Date: Oct. 4
October mileage: 101
Temperature upon departure: 41
When I first moved to Juneau, a friend told me that the Native people of Southeast Alaska had a dozen words for rain, a dozen words for wind, and nothing to denote the seasons. That's obviously a complete fabrication, but when the gray days really start to stack up, you begin to wonder what that would feel like ... to believe things never changed.
But every once in a while you wake up in the morning, and the day just feels the way you think it should, the way you think October should, the way October used to feel, back when you didn't live in a temperate rainforest, and the Pacific Ocean didn't hold the temperature hostage, and the leaves didn't stay green until they died, and things changed.
Maybe it's the morning after a the first frost, after the night sky was so clear that the stars burned into your retinas before you could close your eyes. Even when heavy fog moved in with dawn, you knew it was still clear and bright up there somewhere, and you intended to find the sun.

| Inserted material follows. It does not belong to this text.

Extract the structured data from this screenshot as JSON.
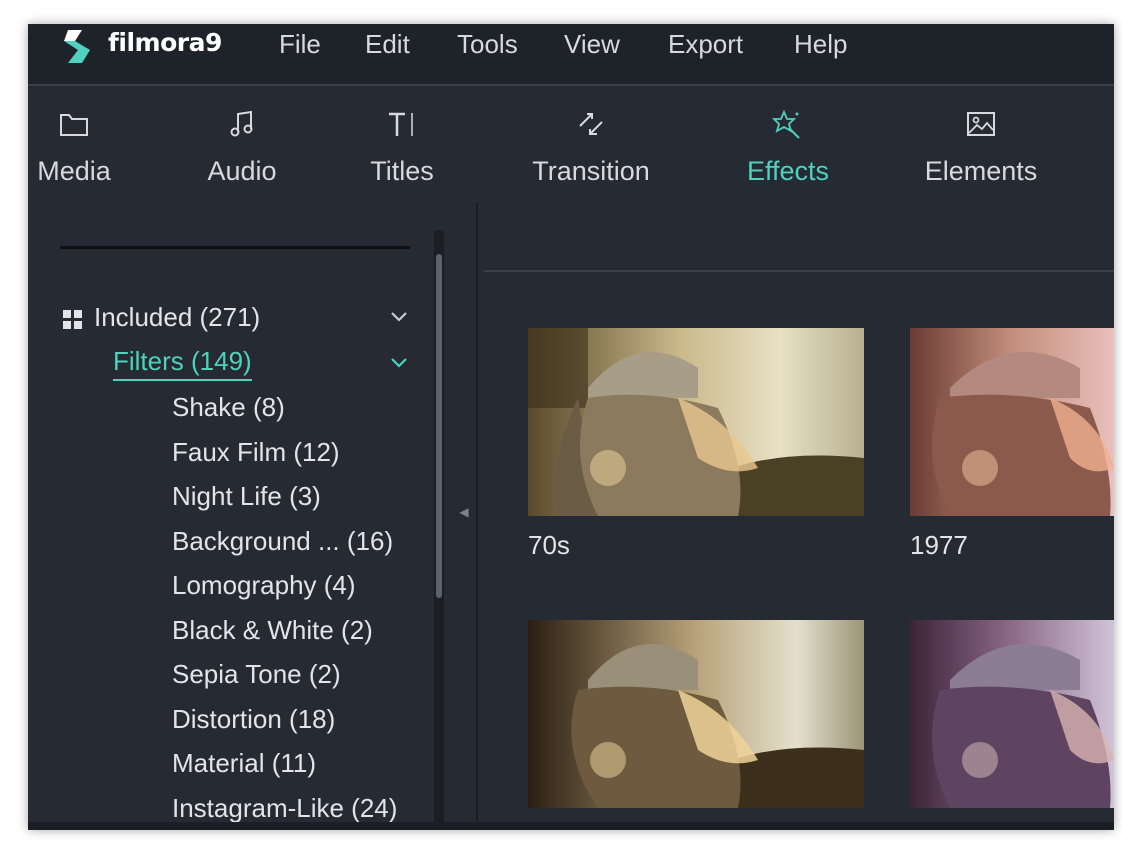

Maybe you used your mountain bike to look for it, pedaling through the sticky air as your breath swirled in cumulus clouds around your face. The leaves crackled and disintegrated beneath your tires, only slightly less green now that they'd died. But as you climbed into the strengthening light, the leaves almost seemed yellow. Even orange.
You climbed until the frost rematerialized, holding the dead leaves hostage beneath white capsules of ice. You climbed until your breath felt hot against your face and the sweat trickling down your neck nearly froze en route. Then suddenly, almost without warning, you emerged from the fog into the blazing truth of morning ... a morning so clear the sky burned navy blue against the snow-capped peaks; the sun burned your retinas until you closed your eyes, and saw stars.

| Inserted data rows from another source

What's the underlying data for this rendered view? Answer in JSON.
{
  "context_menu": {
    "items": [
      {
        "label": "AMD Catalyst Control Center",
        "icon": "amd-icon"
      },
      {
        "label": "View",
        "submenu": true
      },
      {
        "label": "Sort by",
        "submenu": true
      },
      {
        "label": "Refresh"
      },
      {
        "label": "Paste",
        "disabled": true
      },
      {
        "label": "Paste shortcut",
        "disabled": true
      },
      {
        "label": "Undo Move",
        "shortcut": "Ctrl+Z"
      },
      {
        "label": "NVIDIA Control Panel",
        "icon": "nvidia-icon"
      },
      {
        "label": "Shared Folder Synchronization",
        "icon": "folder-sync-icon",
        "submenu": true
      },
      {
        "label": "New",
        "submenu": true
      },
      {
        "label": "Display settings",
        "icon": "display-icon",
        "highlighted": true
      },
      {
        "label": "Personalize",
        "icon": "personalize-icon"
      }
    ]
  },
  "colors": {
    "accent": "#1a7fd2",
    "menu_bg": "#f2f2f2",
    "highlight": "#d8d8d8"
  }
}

It made you think about they way October feels, the way October felt in all of those Octobers passed. Maybe you were sprinting down neighborhood streets with bags of candy, or standing in line for a concert, or cycling through an inferno of red maple trees in upstate New York. Maybe you were scrambling on granite outcroppings in the foothills with a kite in your hands, the way you did in junior high, with the cotton string wrapped around your wrist as you climbed. You let the kite go into the cold wind, watched it tumble and swirl over the abyss, watched it catch a breeze and dance in air so crisp and sweet you could taste the possibility, the promise of a new year, the promise of fall.
And you think it feels like that. Almost.